He’s saying ‘look what humanity has done with its free will’ (wars, devastation, Nickelback), but what he really means is “Look what you, Bill, did when you had free will! You chose against all reason to accept the full-scale enslavement of your planet in exchange for one life! What good is free will if that is the case?”
The answer, of course, is that free will is a fundamental good in itself. A fundamental good that Bill enforces from the barrel of a gun, and so shows herself to be free from the influence of the Monks and able to join the Doctor’s cause. Making the reveal simultaneously predictable and emotionally satisfying as a release of the dissonance built up in Bill’s actions since last week.
So their way-too-elaborate ruse exposed (did they really need to get this many actors involved for a simple trick?), they are off to talk to the “only person almost as smart as” the Doctor, finally opening the vault and letting us inside. And man have I missed Michelle Gomez, for whose performance here “chewing the scenery” seems a woefully inadequate expression. She masticates her surroundings into a thick paste and builds whole cityscapes of verbal papier-mâché. And it always works, but particularly here, because she’s playing stir crazy, an active mind trapped in a box with no visitors for six months.
Introducing her to Bill with the winking sobriquet “the other last of the Time Lords,” the Doctor begs to know how to defeat the Monks. The answer is simple: Make Bill brain-dead. She’s the conduit through which the Monks’ fake history is transmitted to every human mind, and if she transmits nothing, their dominance fails.
The Doctor, being the Doctor, refuses to accept this, and decides to heroically brute force his way into the transmission, overriding its signal with his superior mind. But when that doesn’t work, Bill steps up and offers her mind to the machine. If it erases her memory it will effectively destroy its own purpose at the same time.
Her mind almost gone, Bill focuses on one though: her mother. Whom she has never met. Who is actually just a construct she has created in her own head. And so, beautifully, the Monks cannot access it, cannot override it. It isn’t a memory they can destroy or adapt because it is a passionate fiction.
Here’s where things get really interesting, because this is an episode clearly aimed at our era of “alternative facts.” The whole concept—this isn’t the way the world is supposed to be, history has changed somehow—has been done many times before, but rarely with this specific focus on media and transmission. At one point the Doctor even refers to the false history the Monks have provided as “fake news,” making it explicit: this is a story about propaganda and the flexibility of truth within an irredeemably partisan political climate.
But then what is the solution to this problem suggested here, as represented by Bill’s imaginary projection of her mother? Is our way out family? Imagination? Art? Love? All of the above combined in a heady and sentimental mix? The metaphor gets muddied, which makes the ending a bit anticlimactic. Especially since humanity seems to have learned nothing from its six-month ordeal, their memory of the Monks fading as fast as it was created for them.

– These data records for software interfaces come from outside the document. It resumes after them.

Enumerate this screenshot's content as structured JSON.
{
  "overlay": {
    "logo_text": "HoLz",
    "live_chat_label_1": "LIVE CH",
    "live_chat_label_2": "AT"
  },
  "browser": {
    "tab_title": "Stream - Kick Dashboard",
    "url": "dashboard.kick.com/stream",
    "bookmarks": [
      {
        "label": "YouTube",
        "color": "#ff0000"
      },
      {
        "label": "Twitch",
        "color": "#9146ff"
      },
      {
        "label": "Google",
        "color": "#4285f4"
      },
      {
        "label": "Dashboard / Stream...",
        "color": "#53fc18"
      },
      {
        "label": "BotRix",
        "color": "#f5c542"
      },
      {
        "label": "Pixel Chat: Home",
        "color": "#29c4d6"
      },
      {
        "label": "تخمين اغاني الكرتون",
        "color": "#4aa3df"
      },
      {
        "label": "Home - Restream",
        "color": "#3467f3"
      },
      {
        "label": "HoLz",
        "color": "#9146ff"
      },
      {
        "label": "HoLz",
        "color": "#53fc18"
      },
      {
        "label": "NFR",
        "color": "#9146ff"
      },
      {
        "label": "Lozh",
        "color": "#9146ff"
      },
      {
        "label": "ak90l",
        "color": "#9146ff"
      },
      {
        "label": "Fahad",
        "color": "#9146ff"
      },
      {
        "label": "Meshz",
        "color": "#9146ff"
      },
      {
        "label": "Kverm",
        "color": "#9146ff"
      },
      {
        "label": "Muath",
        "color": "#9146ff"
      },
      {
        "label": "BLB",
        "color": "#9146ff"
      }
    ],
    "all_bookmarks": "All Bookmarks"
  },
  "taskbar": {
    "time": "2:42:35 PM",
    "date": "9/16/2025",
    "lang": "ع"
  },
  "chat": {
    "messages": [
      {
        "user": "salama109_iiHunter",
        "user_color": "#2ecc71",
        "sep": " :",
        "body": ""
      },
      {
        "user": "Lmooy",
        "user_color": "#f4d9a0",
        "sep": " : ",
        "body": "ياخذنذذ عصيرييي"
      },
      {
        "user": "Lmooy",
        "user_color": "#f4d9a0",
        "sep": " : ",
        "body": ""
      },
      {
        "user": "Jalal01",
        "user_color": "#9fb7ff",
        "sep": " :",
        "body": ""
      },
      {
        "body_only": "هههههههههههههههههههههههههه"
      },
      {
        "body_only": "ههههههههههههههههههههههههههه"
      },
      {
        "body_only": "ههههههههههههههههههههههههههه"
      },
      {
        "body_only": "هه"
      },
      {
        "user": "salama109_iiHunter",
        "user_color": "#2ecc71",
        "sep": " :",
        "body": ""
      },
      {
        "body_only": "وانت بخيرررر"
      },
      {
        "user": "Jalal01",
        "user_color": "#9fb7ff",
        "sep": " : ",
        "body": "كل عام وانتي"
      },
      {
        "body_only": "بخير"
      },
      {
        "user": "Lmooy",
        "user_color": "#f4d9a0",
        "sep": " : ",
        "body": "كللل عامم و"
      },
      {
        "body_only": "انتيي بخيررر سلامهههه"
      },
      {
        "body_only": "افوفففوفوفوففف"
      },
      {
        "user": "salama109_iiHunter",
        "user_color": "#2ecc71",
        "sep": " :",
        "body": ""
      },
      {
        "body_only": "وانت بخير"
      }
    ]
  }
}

Forming a beautiful contrast at episode’s end, as Missy reveals her real struggle as she tries to become good: the memories. Images of everyone she has hurt over centuries of being evil are coming flooding back to her, overwhelming her desire to be good. And man, David Boreanaz better be looking at this performance and crying into his guyliner, because that is how you do repentance for a life of soulless murder.
Doctor Who airs on BBC America, Saturday at 9 p.m.